**What the task requires:**
Among the entries below, find the lines holding "this" and copy them.

Component data from apps and pages:
##########

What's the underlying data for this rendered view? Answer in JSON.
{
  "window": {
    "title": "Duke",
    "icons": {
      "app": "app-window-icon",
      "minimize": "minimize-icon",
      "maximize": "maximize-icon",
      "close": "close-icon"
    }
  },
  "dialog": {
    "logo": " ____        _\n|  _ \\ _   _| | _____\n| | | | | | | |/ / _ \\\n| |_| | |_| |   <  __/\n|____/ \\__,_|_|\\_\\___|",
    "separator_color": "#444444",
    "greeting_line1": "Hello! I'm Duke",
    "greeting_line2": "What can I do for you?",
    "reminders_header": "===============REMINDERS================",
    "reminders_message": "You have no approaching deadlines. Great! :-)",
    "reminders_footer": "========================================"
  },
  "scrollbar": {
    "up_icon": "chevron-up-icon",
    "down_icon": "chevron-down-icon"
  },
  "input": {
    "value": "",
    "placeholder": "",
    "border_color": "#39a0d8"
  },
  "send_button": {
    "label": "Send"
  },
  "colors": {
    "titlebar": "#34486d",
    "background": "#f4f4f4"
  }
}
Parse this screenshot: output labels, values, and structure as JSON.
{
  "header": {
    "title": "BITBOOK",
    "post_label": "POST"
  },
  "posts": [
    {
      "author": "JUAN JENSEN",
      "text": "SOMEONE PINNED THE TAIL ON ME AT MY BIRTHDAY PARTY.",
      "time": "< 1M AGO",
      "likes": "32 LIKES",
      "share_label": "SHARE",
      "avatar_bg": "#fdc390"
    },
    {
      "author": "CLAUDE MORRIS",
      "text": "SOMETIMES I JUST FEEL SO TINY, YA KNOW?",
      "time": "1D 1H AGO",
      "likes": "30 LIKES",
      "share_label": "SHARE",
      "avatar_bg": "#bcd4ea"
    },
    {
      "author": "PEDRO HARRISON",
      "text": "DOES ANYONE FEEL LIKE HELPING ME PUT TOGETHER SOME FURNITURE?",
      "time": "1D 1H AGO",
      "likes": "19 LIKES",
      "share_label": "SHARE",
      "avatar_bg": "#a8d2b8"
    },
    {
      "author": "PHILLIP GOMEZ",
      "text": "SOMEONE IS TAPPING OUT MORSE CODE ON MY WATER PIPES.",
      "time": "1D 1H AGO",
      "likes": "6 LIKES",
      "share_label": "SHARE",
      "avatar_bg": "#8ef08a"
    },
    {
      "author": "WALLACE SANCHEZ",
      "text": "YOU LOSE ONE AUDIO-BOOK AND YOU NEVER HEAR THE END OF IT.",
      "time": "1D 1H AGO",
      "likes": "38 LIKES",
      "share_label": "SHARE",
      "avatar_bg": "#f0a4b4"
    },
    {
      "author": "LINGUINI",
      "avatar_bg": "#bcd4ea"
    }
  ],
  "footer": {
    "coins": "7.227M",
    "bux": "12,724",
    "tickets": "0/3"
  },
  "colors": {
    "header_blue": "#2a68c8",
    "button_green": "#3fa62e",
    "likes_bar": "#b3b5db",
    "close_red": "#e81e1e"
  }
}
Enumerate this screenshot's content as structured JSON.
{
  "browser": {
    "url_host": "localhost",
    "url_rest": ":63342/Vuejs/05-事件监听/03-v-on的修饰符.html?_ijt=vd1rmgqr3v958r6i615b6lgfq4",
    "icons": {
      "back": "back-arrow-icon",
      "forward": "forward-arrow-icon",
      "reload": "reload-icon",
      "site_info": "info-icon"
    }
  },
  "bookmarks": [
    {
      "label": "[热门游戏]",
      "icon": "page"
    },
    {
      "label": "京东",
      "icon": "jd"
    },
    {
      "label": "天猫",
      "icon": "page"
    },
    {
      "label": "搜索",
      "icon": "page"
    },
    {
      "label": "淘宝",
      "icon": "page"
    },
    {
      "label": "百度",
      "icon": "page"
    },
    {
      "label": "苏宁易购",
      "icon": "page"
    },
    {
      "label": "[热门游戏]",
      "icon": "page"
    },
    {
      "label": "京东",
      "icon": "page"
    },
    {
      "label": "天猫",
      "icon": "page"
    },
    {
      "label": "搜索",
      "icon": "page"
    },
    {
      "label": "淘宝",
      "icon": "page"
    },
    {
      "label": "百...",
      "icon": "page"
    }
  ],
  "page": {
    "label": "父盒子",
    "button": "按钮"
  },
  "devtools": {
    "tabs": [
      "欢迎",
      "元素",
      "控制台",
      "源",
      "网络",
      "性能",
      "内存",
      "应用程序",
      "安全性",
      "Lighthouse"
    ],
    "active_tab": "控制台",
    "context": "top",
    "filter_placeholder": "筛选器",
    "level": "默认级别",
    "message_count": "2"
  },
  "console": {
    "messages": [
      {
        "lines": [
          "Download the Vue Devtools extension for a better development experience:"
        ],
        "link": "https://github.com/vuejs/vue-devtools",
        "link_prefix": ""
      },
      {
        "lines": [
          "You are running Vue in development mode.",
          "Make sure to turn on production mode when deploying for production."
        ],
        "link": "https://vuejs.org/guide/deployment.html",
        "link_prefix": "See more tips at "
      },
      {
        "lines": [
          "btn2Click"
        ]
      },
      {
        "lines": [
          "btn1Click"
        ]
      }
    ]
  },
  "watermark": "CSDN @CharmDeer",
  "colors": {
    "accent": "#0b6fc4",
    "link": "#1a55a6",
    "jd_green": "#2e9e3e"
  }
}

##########

**Exercise result:**
What's the underlying data for this rendered view? Answer in JSON.
Parse this screenshot: output labels, values, and structure as JSON.
Enumerate this screenshot's content as structured JSON.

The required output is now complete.